Southwestern Historical Quarterly
their duty to themselves and their families. None regretted the
necessity of their action more than themselves; and having herein
made known to the world all the facts which governed them in
the discharge of their solemn duty, they rest their case and will
patiently abide the decision of a generous public.
ORIGIN OF THE ORDER
Early in the year 1858, after the organization and establishment
of the "Overland Mail""' through Texas, people of every shade of
opinion and men guilty of every species of crime began to pour
into the State from all quarters of the globe.
This magnificent enterprise that reached "from the rivers to
the ends of the earth" entered the State in Grayson County on
the north and passed beyond her western boundary at El Paso.
With St. Louis as the great north-western depot, immigration
teamed into Northern Texas by this line to an extent hitherto
unknown.
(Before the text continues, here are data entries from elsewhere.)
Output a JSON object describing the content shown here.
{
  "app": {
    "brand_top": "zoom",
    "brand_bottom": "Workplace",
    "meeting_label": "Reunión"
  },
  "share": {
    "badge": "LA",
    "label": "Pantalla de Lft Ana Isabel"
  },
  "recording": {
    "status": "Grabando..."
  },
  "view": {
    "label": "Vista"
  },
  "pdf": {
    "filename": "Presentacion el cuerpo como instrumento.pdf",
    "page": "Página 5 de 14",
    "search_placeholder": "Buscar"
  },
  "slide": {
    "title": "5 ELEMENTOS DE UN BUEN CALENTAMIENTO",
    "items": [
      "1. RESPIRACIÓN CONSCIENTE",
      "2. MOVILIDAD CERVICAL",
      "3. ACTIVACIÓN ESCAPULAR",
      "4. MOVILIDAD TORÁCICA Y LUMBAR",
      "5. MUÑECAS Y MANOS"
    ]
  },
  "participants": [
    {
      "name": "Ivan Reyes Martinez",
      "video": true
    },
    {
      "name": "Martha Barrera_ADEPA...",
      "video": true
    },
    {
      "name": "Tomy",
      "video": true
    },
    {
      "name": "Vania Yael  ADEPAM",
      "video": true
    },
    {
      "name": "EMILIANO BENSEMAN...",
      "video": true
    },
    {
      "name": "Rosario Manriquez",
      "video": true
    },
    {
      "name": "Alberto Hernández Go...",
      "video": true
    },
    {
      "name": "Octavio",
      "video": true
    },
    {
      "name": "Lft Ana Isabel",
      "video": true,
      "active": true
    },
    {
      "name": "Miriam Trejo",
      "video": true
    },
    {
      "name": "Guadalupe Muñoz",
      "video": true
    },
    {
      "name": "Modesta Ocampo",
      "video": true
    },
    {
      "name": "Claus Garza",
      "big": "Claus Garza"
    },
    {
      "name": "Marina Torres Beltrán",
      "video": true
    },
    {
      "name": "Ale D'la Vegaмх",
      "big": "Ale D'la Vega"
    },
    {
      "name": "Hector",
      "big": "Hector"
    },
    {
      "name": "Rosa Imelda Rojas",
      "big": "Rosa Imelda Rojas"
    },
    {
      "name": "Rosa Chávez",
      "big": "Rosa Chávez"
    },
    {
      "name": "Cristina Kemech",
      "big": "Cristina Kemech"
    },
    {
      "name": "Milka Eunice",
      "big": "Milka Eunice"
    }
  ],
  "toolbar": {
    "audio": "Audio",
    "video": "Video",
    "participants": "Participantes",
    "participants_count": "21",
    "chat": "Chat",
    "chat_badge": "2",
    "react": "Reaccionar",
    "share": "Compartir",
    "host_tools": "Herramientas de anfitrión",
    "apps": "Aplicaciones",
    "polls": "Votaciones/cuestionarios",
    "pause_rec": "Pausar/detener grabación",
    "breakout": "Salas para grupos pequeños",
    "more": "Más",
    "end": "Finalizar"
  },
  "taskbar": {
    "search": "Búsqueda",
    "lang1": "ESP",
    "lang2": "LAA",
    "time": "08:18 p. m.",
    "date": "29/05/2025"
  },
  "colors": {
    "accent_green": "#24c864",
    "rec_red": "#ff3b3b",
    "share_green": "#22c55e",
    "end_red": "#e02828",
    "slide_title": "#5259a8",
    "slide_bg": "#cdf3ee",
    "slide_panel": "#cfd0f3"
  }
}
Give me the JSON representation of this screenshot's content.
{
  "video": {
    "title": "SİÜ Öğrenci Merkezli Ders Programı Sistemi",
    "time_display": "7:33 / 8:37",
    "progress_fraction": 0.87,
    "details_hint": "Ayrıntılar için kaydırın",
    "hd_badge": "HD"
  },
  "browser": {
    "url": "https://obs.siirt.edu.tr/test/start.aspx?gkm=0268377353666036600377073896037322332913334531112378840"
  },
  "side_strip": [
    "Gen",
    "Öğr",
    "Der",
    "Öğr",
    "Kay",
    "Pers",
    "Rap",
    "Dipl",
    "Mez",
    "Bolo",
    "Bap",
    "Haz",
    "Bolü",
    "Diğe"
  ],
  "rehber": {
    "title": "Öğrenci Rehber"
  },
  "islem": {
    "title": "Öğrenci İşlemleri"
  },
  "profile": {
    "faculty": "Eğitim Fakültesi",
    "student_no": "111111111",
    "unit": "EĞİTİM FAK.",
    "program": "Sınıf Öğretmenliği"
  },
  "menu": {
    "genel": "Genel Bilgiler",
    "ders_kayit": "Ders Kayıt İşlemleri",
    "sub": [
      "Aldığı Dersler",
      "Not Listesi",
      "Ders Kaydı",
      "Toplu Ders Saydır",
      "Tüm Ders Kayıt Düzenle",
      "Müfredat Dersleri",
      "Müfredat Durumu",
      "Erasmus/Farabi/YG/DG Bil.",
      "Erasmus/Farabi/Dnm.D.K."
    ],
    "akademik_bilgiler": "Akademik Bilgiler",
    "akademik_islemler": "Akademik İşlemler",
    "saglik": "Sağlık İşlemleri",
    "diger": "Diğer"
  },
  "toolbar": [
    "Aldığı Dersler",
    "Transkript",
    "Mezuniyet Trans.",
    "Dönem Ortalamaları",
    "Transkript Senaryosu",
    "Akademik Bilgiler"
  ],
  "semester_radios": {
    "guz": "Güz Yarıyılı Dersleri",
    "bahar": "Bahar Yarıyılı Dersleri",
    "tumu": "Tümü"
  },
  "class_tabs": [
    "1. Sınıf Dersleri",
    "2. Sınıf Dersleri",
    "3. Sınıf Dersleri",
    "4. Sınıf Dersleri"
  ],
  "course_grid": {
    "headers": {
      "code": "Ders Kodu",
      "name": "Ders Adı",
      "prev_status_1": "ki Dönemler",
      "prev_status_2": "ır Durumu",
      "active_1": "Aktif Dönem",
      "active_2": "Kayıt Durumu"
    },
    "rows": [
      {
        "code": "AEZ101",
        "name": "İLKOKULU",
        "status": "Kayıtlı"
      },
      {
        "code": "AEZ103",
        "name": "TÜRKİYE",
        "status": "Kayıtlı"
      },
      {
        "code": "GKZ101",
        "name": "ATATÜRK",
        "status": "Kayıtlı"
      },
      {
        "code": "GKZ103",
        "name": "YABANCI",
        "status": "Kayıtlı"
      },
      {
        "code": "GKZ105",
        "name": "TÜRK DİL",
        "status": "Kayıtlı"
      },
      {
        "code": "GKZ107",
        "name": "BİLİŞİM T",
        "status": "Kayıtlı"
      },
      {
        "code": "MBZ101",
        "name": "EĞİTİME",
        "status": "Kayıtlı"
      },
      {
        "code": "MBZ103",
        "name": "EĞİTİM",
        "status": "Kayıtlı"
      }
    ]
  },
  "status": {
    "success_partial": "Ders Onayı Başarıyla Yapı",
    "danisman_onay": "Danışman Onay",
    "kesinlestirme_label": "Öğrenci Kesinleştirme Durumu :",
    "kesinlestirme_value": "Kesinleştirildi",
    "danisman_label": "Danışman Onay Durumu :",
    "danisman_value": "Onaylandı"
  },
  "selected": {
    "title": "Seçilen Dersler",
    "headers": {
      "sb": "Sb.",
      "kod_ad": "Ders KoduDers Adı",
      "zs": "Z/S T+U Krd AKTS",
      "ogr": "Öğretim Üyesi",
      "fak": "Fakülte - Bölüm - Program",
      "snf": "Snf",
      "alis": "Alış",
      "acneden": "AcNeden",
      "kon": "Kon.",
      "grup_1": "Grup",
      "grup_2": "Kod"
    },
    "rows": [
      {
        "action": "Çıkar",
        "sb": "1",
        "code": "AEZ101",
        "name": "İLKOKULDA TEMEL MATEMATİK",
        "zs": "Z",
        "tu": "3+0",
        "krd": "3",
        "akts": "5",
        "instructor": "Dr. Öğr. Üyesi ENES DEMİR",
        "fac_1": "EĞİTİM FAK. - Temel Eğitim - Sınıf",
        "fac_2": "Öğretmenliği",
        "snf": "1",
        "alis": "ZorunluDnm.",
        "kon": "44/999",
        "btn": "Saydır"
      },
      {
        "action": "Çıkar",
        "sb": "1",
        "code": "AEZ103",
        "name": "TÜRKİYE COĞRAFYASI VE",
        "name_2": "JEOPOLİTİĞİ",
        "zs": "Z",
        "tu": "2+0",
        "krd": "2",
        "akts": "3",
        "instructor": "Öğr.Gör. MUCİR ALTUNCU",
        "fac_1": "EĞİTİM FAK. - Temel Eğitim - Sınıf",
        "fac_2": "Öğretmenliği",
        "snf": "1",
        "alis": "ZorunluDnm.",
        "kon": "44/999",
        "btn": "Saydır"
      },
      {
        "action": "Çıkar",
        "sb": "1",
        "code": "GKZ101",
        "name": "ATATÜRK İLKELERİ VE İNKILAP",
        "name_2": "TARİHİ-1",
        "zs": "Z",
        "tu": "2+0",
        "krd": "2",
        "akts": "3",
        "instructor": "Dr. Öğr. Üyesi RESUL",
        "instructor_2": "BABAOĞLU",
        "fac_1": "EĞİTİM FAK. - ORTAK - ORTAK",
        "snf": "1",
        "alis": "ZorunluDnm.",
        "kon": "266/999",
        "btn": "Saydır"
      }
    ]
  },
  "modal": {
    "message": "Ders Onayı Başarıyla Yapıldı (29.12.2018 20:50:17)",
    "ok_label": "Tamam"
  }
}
So rapid was this influx of a heterogeneous population
that in a short time the character of the citizenship in Cooke and
Grayson counties was materially changed. Until that time this
section was thinly settled, with a quiet, hardy, industrious popu-
lation which had not been excited and disturbed by political
divisions and discussions. This sudden and rushing tide caused
alarm among the older inhabitants; not because they did not
desire immigration; but because the actions and conduct of so
many strangers in their midst created suspicions and fears that
the interests of the old class would not harmonize with the new.
This increasing volume of immigration continued until the
question of secession became open for discussion and after the
people, with great unanimity, pronounced for the right of seces-
8John Butterfield's Southern Overland Mail Route between St. Louis, Missouri,
and San Francisco, California, began operation on September 15, 1858. It con-
tinued as a contract mail, express, and passenger stage line operating across Northern
Texas until March 1, 1861. It entered Texas by way of Colbert's Ferry on the Red
River eight miles east of Preston Bend. It ran fifteen miles south to Sherman, thence
fifteen miles west to its next relay point, Diamond's Station (the homeplace of
John R. Diamond, one mile west of present-day Whitesboro, Grayson County).
Its third relay point was Gainesville, seventeen miles to the west in Cooke County,
from whence it continued by way of Jacksboro, present-day Graham, and other
points in West Texas to El Paso and on to the Pacific coast. Rupert N. Richardson,
"Some Details of the Southern Overland Mail," Southwestern Historical Quarterly,
Texas State Historical Association. The Southwestern Historical Quarterly, Volume 66, July 1962 - April, 1963. Austin, Texas. The Portal to Texas History. http://texashistory.unt.edu/ark:/67531/metapth101196/. Accessed December 21, 2014.